The 2012 chief of mission controls statement of assurance noted that a physical security survey has not been performed within the past 3 years. As discussed earlier in the report, there are serious facilities, [portion redacted] deficiencies that did not appear in the 2012 statement. The OIG team stressed that, in preparation for the 2013 statement, it is important that the mission review, document, and establish an improvement plan to resolve current deficiencies.
Because the main facility (the "chancery") is in a state of disrepair and a $34 million planned renovation is on hold, all embassy business must be conducted from an annex. This as well as the intrusiveness of the government of Belarus makes conducting private communication virtually impossible. The report notes that communications security is non-existent:

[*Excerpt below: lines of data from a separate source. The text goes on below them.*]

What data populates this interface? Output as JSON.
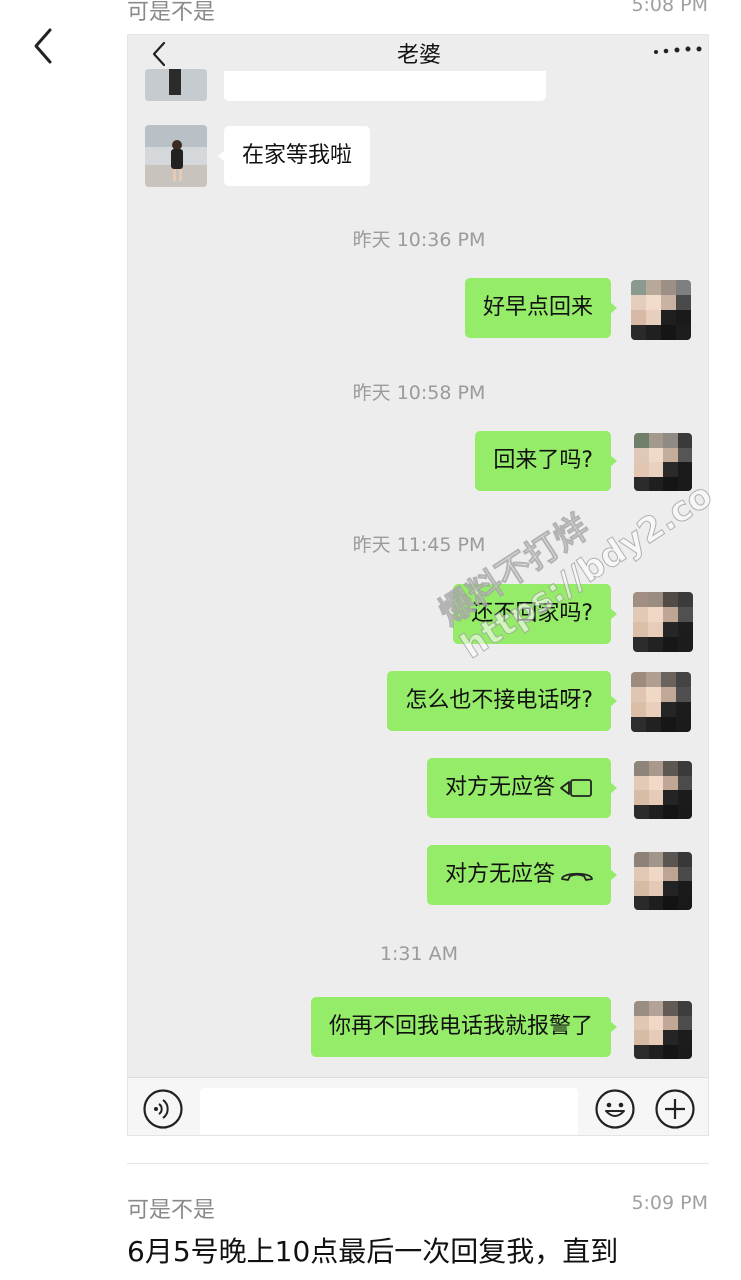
{
  "post_top": {
    "author": "可是不是",
    "time": "5:08 PM"
  },
  "chat": {
    "title": "老婆",
    "more_icon": "more-dots-icon",
    "messages": [
      {
        "side": "left",
        "text": "在家等我啦"
      },
      {
        "type": "timestamp",
        "text": "昨天 10:36 PM"
      },
      {
        "side": "right",
        "text": "好早点回来"
      },
      {
        "type": "timestamp",
        "text": "昨天 10:58 PM"
      },
      {
        "side": "right",
        "text": "回来了吗?"
      },
      {
        "type": "timestamp",
        "text": "昨天 11:45 PM"
      },
      {
        "side": "right",
        "text": "还不回家吗?"
      },
      {
        "side": "right",
        "text": "怎么也不接电话呀?"
      },
      {
        "side": "right",
        "text": "对方无应答",
        "icon": "video-call-icon"
      },
      {
        "side": "right",
        "text": "对方无应答",
        "icon": "voice-call-icon"
      },
      {
        "type": "timestamp",
        "text": "1:31 AM"
      },
      {
        "side": "right",
        "text": "你再不回我电话我就报警了"
      }
    ]
  },
  "watermark": {
    "line1": "爆料不打烊",
    "line2": "https://bdy2.co"
  },
  "post_bottom": {
    "author": "可是不是",
    "time": "5:09 PM",
    "text": "6月5号晚上10点最后一次回复我，直到"
  },
  "colors": {
    "bubble_green": "#95ec69",
    "chat_bg": "#ededed"
  }
}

Embassy Minsk staff members, both American and local, are subject to regular harassment by the Belarusian security services. American staff residences have been entered surreptitiously. The embassy and all U.S. and Belarusian staff are under constant physical surveillance...
The embassy does not have classified communications. Staff members operate on the assumption that everything sent on unclassified systems or spoken on the telephone is monitored by Belarusian security services and other local security agencies.
Restrictions and sanctions against Belarus by the U.S. and other countries make it important for diplomatic staff to keep a close eye on visas granted by the embassy:
The United States has also imposed sanctions on Belarus under several additional laws and executive orders, These sanctions include travel and financial sanctions and asset freezes against officials who have undermined democratic processes and against state-owned and other companies that have supported proliferation of weapons of mass destruction or money laundering. The European Union also maintains a broad range of sanctions against individuals and firms.